Since we have the Dexcom, we get to look at his patterns over days and weeks.  As someone with a background in managing data and making adjustments to affect change this was right in my wheelhouse.  Unfortunately, waiting 14 days between changes has not really been my forte.  Our medical team really likes to see a pattern that lasts over 10 days before making an adjustment to his basal insulin or even his daily ratios.  I feel like we should be making adjustments a little more frequently than that.  So, we fall somewhere in between. 

We've been increasing N's basal (long acting) insulin over the past two weeks.  He has a pattern of daytime high blood sugars.  His BG starts rising from the moment his feet hit the floor in the morning until his breakfast insulin kicks in.  Then three hours later, when the insulin should be about done and the food should be about gone, his BG starts rising again.  It also rises whenever he is exercising.  It rises and rises.  For several months we would go days without having to give a correction, just covered carbs at meals and we were good.  For the last month we've had to give correction every 3 hours all day long and at least once in the middle of the night!  So up we go with the basal insulin.  Each time it is adjusted the other ratios end up needing adjusting too.  So this process takes several weeks to get a new balance.

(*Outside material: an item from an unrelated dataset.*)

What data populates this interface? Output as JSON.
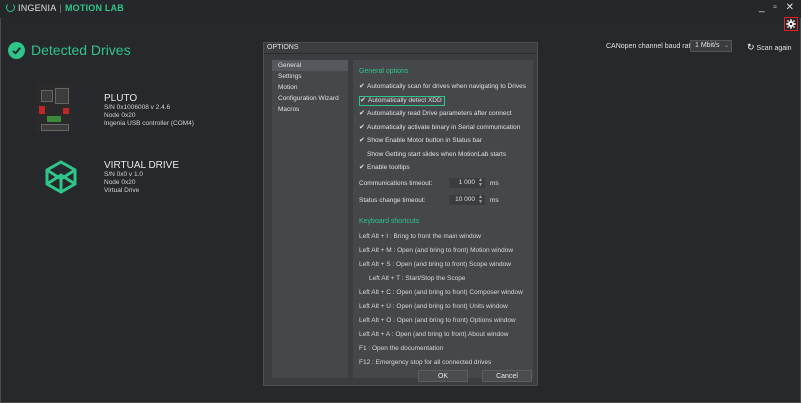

Well our new balance is one of the following: we can have basal at level X and he has daytime highs or we can have basal and level Y and we get nighttime lows.  Apparently we can't be in range for both day & night.  I know when we get on insulin pump therapy we can set different basal rates for different time periods so I'm looking forward to that but for now I'm stuck with high blood sugar during the day but a nice steady line through the night or in-range blood sugar during the day with a falling line and a need for a snack in the wee hours of the morning.  I'm opting for the 2 a.m. snack right now since I know the long term effects of high blood sugar and because our son does have a CGM that wakes me when the BG gets below the level I set for it.  The weirdest thing is that it doesn't take much in the night to correct the problem.  He BG falls slowly over several hours until it dips out of range.  I give 4-8 grams of carbs and he bumps back up to 150 then starts falling slowly again until he wakes in the morning.  Thankfully we have the dexcom to wake me up and he is able to crunch up a glucose tab without much memory of being awakened at all.  

I'm tired though!  I'm no spring chicken and waking in the middle of the night is hard on me.  I remember when my kids were under 5 and there was so much nighttime waking going did I do that and still work?  I guess age is a factor.  TIRED.